Sikhs dispute NYPD policy banning beards, turbans


| brennison@queenscourier.com

THE COURIER/Photo by Billy Rennison

With police protecting gurdwaras throughout the city, Sikh worshippers replete with beard and turban will find no officers who look like them.

Police policy prohibits headdresses, preventing many practicing Sikhs from joining the force. Officers in the NYPD must also keep their beards short.

“For this past decade, especially since 9/11, [Sikhs] have been the target of insults, of hate crimes of misunderstandings, of discrimination, even along official channels of government,” said City Comptroller John Liu, who called for the NYPD to amend its policy.

Amardeep Singh, director of programs at the Sikh Coalition, pointed to other police departments around the country that allow officers freedom to wear religious clothing.

“The idea that [Sikhs] can’t be police officers in the neighborhoods that they grew up in New York City is utterly ridiculous,” he said.

Close followers of Sikhism do not trim their hair; the religion also requires members to don a turban.

“Until we have a Sikh employed in the NYPD with a beard and turban, we will not be really understood,” said Harpreet Singh Toor, media consultant for the Sikh Cultural Society in Richmond Hill. “It makes us feel like we are less of an American than anyone else.”

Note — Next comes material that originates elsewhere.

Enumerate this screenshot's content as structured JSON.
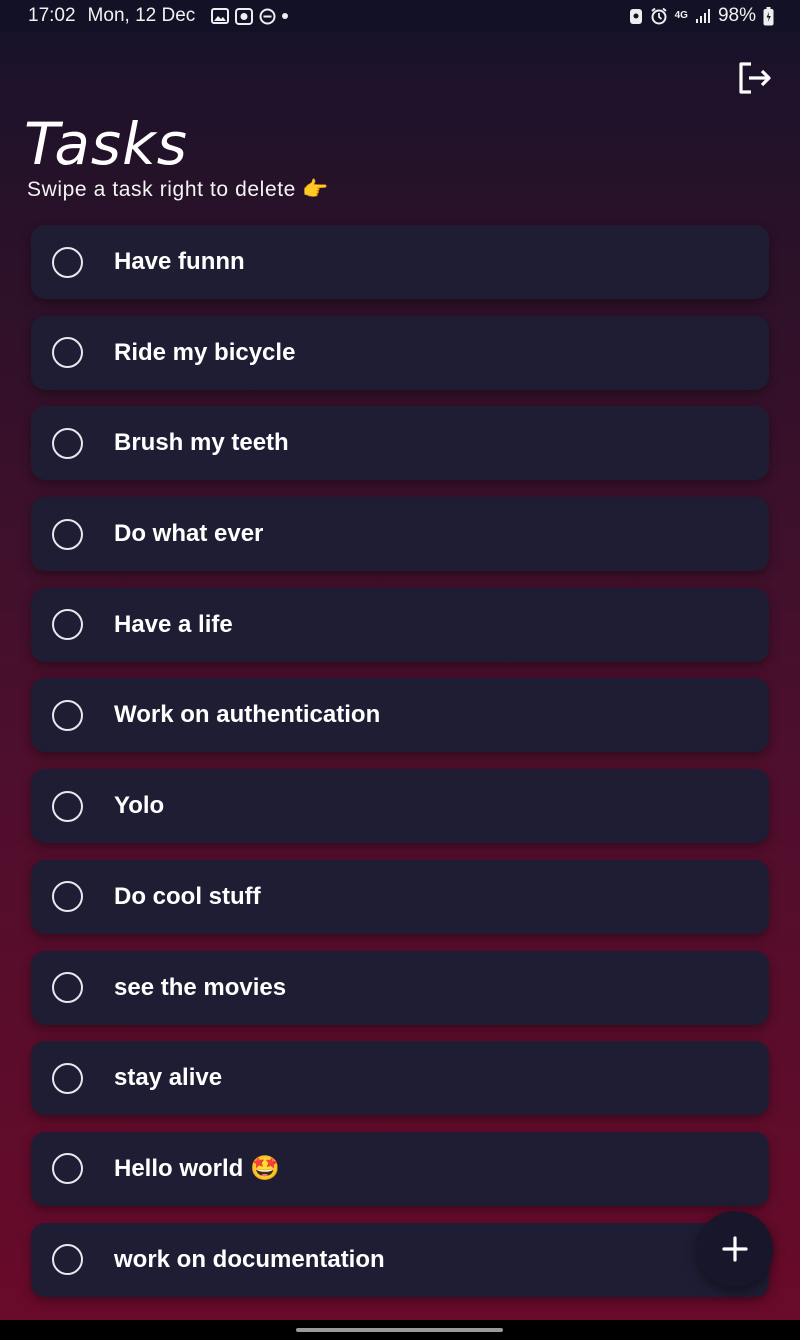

Until recently, Sikhs who were MTA employees were required to wear the logo on their headdresses — a policy that ended in June. Soldiers in the U.S. Army have received individual exemptions to wear a turban while serving.

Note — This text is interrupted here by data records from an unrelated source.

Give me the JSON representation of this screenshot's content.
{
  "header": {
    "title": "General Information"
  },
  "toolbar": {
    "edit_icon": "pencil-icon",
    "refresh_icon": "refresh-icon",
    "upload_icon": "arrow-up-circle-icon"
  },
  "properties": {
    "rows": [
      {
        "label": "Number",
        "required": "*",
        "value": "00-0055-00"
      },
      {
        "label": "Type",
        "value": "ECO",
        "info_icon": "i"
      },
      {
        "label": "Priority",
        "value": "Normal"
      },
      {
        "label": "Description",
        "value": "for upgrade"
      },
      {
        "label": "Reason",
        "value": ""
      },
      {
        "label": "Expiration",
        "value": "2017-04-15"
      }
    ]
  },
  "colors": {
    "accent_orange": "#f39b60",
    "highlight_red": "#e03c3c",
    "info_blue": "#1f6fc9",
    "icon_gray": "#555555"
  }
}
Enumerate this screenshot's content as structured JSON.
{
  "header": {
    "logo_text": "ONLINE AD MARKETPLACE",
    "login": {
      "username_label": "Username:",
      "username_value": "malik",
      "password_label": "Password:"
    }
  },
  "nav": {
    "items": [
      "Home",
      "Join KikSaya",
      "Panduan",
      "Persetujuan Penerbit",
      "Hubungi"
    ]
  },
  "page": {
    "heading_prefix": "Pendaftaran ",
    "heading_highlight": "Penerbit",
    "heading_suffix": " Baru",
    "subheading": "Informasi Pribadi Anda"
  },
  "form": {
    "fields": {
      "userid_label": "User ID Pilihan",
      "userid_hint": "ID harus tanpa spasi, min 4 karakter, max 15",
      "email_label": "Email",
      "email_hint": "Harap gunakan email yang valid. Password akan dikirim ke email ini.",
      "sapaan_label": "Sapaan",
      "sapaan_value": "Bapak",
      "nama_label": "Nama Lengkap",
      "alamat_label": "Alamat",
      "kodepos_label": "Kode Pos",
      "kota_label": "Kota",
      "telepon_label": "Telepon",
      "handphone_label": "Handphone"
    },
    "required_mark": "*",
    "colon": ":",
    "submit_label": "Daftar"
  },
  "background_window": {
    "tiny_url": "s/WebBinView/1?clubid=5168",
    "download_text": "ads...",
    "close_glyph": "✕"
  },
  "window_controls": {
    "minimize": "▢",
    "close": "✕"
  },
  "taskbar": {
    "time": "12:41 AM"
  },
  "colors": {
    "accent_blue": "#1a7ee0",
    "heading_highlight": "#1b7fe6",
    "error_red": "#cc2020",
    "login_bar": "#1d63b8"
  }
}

“It’s very important that government itself, particularly law enforcement, is not excluding our community if we’re even going to make a dent in this larger public perception that turban equals terrorist,” said Singh.

Mayor Michael Bloomberg said approximately 19 Sikhs currently work for the police department, but for many who steadfastly practice the religion, that’s not an option, Liu said.

“Sikhs are forced to choose between a career and a religion,” he said.

An NYPD spokesperson said Sikhs may wear turbans as long as they are dark blue and fit under the their cap. Beards are reviewed on a case-by-case basis, the spokesperson said.

A bill, sponsored by Councilmember Mark Weprin, was passed by the city council last year that required employers, including the NYPD, to “accommodate religious practice, unless doing so would create undue hardship.”

The bill did not require the department to make any changes, though litigation remains a possibility, Singh said.

Weprin’s brother, Assemblymember David Weprin, also introduced a bill in Albany that would address uniform agencies allowing individuals to wear their religious attire.

Toor said he holds out hope that one day Sikhs will be able to serve and protect the mayor like he is protecting them.

“That’s the America we’re dreaming of,” he said.